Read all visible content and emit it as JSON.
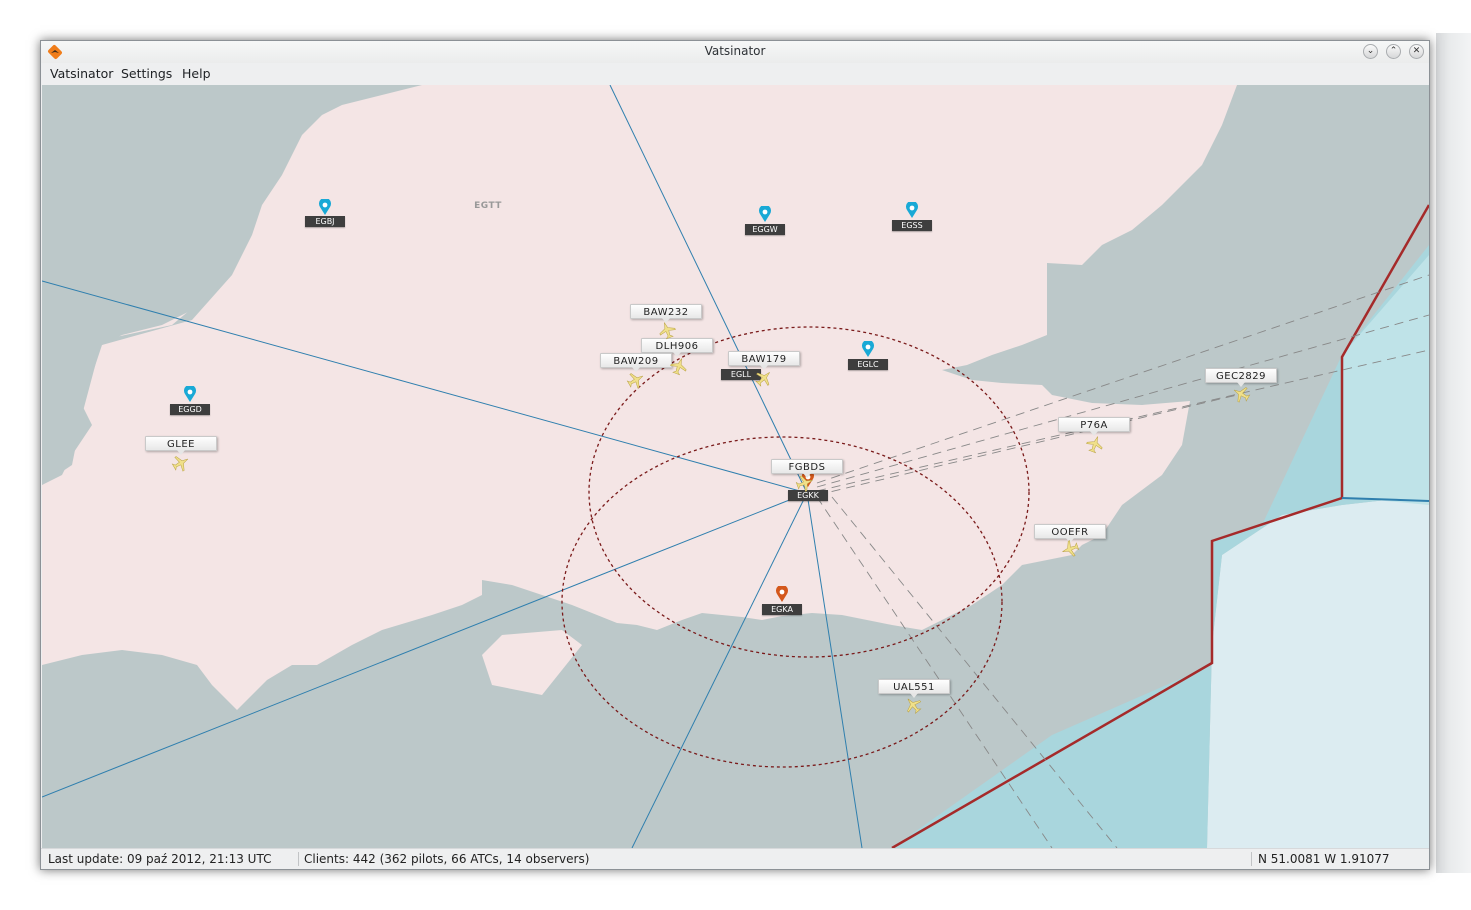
{
  "window": {
    "title": "Vatsinator",
    "buttons": [
      "minimize",
      "maximize",
      "close"
    ]
  },
  "menu": {
    "items": [
      "Vatsinator",
      "Settings",
      "Help"
    ]
  },
  "map": {
    "fir": "EGTT",
    "airports": [
      {
        "code": "EGBJ",
        "icon": "airport-marker-blue"
      },
      {
        "code": "EGGW",
        "icon": "airport-marker-blue"
      },
      {
        "code": "EGSS",
        "icon": "airport-marker-blue"
      },
      {
        "code": "EGLC",
        "icon": "airport-marker-blue"
      },
      {
        "code": "EGGD",
        "icon": "airport-marker-blue"
      },
      {
        "code": "EGLL",
        "icon": "airport-marker-none"
      },
      {
        "code": "EGKK",
        "icon": "airport-marker-orange"
      },
      {
        "code": "EGKA",
        "icon": "airport-marker-orange"
      }
    ],
    "flights": [
      "BAW232",
      "DLH906",
      "BAW209",
      "BAW179",
      "GLEE",
      "FGBDS",
      "P76A",
      "GEC2829",
      "OOEFR",
      "UAL551"
    ]
  },
  "status": {
    "last_update": "Last update: 09 paź 2012, 21:13 UTC",
    "clients": "Clients: 442 (362 pilots, 66 ATCs, 14 observers)",
    "coords": "N 51.0081 W 1.91077"
  },
  "colors": {
    "land_fir": "#f4e5e5",
    "land_outside": "#bcc8c9",
    "sea": "#a9d6dd",
    "sea_light": "#dcecf1",
    "border": "#a52a2a",
    "route_line": "#2f7fae",
    "range_circle": "#7a1a1a",
    "airport_blue": "#19a9d6",
    "airport_orange": "#d4581c"
  }
}
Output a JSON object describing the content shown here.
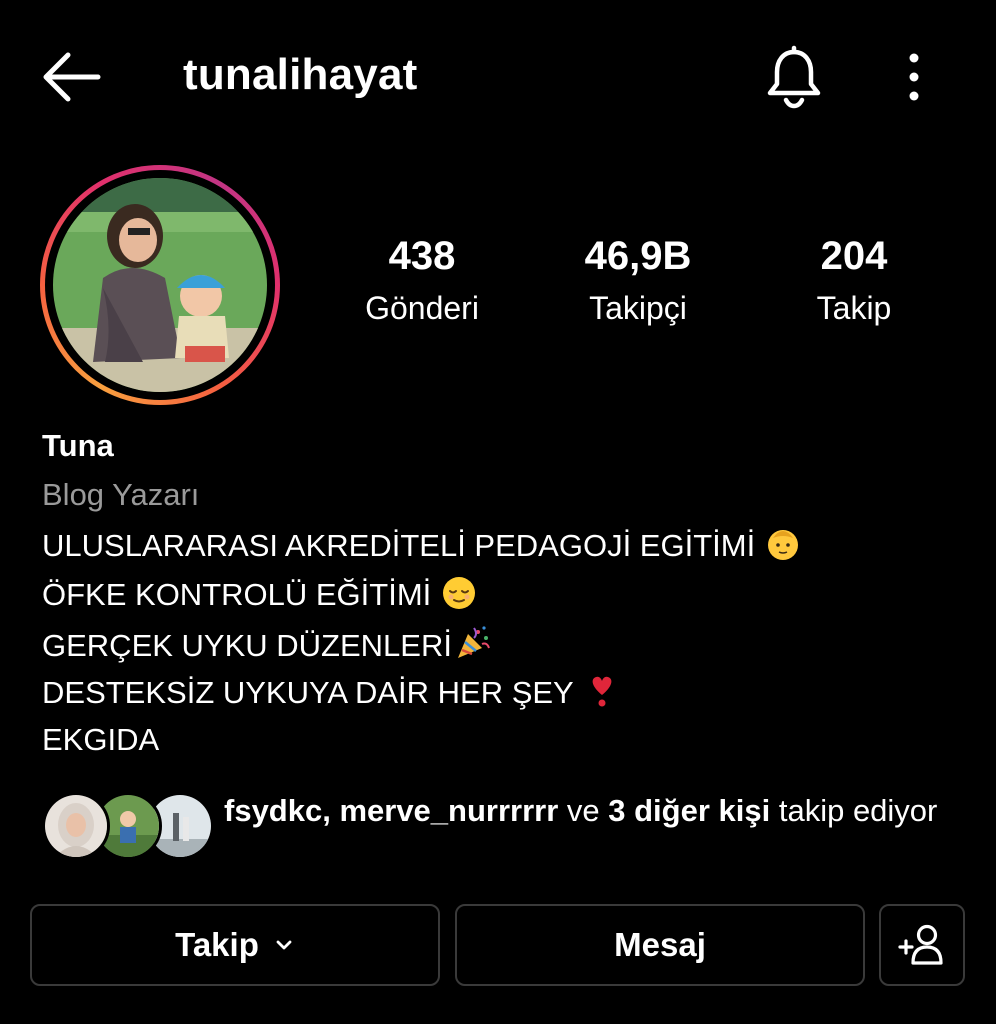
{
  "header": {
    "username": "tunalihayat",
    "back_icon": "arrow-left-icon",
    "bell_icon": "bell-icon",
    "more_icon": "more-vertical-icon"
  },
  "profile": {
    "avatar_ring_colors": [
      "#f9a03f",
      "#e1306c",
      "#c13584"
    ],
    "stats": [
      {
        "value": "438",
        "label": "Gönderi"
      },
      {
        "value": "46,9B",
        "label": "Takipçi"
      },
      {
        "value": "204",
        "label": "Takip"
      }
    ]
  },
  "bio": {
    "name": "Tuna",
    "category": "Blog Yazarı",
    "lines": [
      "ULUSLARARASI AKREDİTELİ PEDAGOJİ EGİTİMİ",
      "ÖFKE KONTROLÜ EĞİTİMİ",
      "GERÇEK UYKU DÜZENLERİ",
      "DESTEKSİZ UYKUYA DAİR HER ŞEY",
      "EKGIDA"
    ]
  },
  "followed_by": {
    "users": "fsydkc, merve_nurrrrrr",
    "connector": " ve ",
    "others": "3 diğer kişi",
    "suffix": " takip ediyor"
  },
  "actions": {
    "follow_label": "Takip",
    "message_label": "Mesaj",
    "add_user_icon": "add-person-icon"
  },
  "colors": {
    "background": "#000000",
    "secondary_text": "#9a9a9a",
    "button_border": "#3a3a3a"
  }
}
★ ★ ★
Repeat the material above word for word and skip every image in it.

• _Answer_:
Read all visible content and emit it as JSON.
{
  "window": {
    "title": "Vatsinator",
    "buttons": [
      "minimize",
      "maximize",
      "close"
    ]
  },
  "menu": {
    "items": [
      "Vatsinator",
      "Settings",
      "Help"
    ]
  },
  "map": {
    "fir": "EGTT",
    "airports": [
      {
        "code": "EGBJ",
        "icon": "airport-marker-blue"
      },
      {
        "code": "EGGW",
        "icon": "airport-marker-blue"
      },
      {
        "code": "EGSS",
        "icon": "airport-marker-blue"
      },
      {
        "code": "EGLC",
        "icon": "airport-marker-blue"
      },
      {
        "code": "EGGD",
        "icon": "airport-marker-blue"
      },
      {
        "code": "EGLL",
        "icon": "airport-marker-none"
      },
      {
        "code": "EGKK",
        "icon": "airport-marker-orange"
      },
      {
        "code": "EGKA",
        "icon": "airport-marker-orange"
      }
    ],
    "flights": [
      "BAW232",
      "DLH906",
      "BAW209",
      "BAW179",
      "GLEE",
      "FGBDS",
      "P76A",
      "GEC2829",
      "OOEFR",
      "UAL551"
    ]
  },
  "status": {
    "last_update": "Last update: 09 paź 2012, 21:13 UTC",
    "clients": "Clients: 442 (362 pilots, 66 ATCs, 14 observers)",
    "coords": "N 51.0081 W 1.91077"
  },
  "colors": {
    "land_fir": "#f4e5e5",
    "land_outside": "#bcc8c9",
    "sea": "#a9d6dd",
    "sea_light": "#dcecf1",
    "border": "#a52a2a",
    "route_line": "#2f7fae",
    "range_circle": "#7a1a1a",
    "airport_blue": "#19a9d6",
    "airport_orange": "#d4581c"
  }
}
Output a JSON object describing the content shown here.
{
  "header": {
    "username": "tunalihayat",
    "back_icon": "arrow-left-icon",
    "bell_icon": "bell-icon",
    "more_icon": "more-vertical-icon"
  },
  "profile": {
    "avatar_ring_colors": [
      "#f9a03f",
      "#e1306c",
      "#c13584"
    ],
    "stats": [
      {
        "value": "438",
        "label": "Gönderi"
      },
      {
        "value": "46,9B",
        "label": "Takipçi"
      },
      {
        "value": "204",
        "label": "Takip"
      }
    ]
  },
  "bio": {
    "name": "Tuna",
    "category": "Blog Yazarı",
    "lines": [
      "ULUSLARARASI AKREDİTELİ PEDAGOJİ EGİTİMİ",
      "ÖFKE KONTROLÜ EĞİTİMİ",
      "GERÇEK UYKU DÜZENLERİ",
      "DESTEKSİZ UYKUYA DAİR HER ŞEY",
      "EKGIDA"
    ]
  },
  "followed_by": {
    "users": "fsydkc, merve_nurrrrrr",
    "connector": " ve ",
    "others": "3 diğer kişi",
    "suffix": " takip ediyor"
  },
  "actions": {
    "follow_label": "Takip",
    "message_label": "Mesaj",
    "add_user_icon": "add-person-icon"
  },
  "colors": {
    "background": "#000000",
    "secondary_text": "#9a9a9a",
    "button_border": "#3a3a3a"
  }
}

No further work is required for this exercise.